### [Problem]
Return, from the listing that follows, each line containing the word "project".
---*---
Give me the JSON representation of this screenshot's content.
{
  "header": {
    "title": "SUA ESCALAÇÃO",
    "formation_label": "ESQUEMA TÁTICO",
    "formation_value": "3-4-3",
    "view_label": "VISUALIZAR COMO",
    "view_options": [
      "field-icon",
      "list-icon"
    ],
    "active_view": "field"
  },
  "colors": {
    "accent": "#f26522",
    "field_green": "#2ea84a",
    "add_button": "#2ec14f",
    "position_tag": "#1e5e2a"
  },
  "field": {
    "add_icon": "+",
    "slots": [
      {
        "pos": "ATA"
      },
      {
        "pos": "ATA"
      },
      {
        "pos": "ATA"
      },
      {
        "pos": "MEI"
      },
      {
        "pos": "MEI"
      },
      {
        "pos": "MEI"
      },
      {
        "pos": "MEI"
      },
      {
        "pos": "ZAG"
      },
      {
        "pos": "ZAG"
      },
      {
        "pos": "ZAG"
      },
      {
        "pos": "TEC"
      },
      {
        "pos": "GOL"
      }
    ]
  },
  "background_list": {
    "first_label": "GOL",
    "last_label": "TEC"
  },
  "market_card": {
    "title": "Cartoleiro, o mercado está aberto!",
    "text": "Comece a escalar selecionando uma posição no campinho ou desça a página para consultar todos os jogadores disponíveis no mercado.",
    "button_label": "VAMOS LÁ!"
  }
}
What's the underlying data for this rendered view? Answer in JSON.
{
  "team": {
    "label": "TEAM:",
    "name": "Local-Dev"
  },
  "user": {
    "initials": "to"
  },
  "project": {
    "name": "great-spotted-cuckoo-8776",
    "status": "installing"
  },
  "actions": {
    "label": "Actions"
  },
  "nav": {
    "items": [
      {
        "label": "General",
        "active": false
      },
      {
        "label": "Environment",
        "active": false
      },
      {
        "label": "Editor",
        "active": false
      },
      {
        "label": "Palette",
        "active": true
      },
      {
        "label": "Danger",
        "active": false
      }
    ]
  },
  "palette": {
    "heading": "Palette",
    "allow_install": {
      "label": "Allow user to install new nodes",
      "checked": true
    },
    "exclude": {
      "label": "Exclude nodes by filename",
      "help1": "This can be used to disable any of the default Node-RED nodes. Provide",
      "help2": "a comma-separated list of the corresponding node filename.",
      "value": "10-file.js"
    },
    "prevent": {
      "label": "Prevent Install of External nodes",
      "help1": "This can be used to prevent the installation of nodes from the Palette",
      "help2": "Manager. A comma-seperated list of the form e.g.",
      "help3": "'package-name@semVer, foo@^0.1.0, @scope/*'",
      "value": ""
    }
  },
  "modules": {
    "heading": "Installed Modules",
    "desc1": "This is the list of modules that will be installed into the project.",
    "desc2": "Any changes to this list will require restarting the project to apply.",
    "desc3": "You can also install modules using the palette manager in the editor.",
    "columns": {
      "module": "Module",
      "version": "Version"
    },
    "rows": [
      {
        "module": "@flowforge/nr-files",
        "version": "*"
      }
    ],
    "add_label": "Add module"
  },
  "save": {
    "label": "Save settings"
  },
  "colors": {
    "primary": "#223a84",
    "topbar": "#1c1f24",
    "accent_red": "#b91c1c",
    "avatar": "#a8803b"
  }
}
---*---
### [Result for this task]
  "project": {
    "desc1": "This is the list of modules that will be installed into the project.",
    "desc2": "Any changes to this list will require restarting the project to apply.",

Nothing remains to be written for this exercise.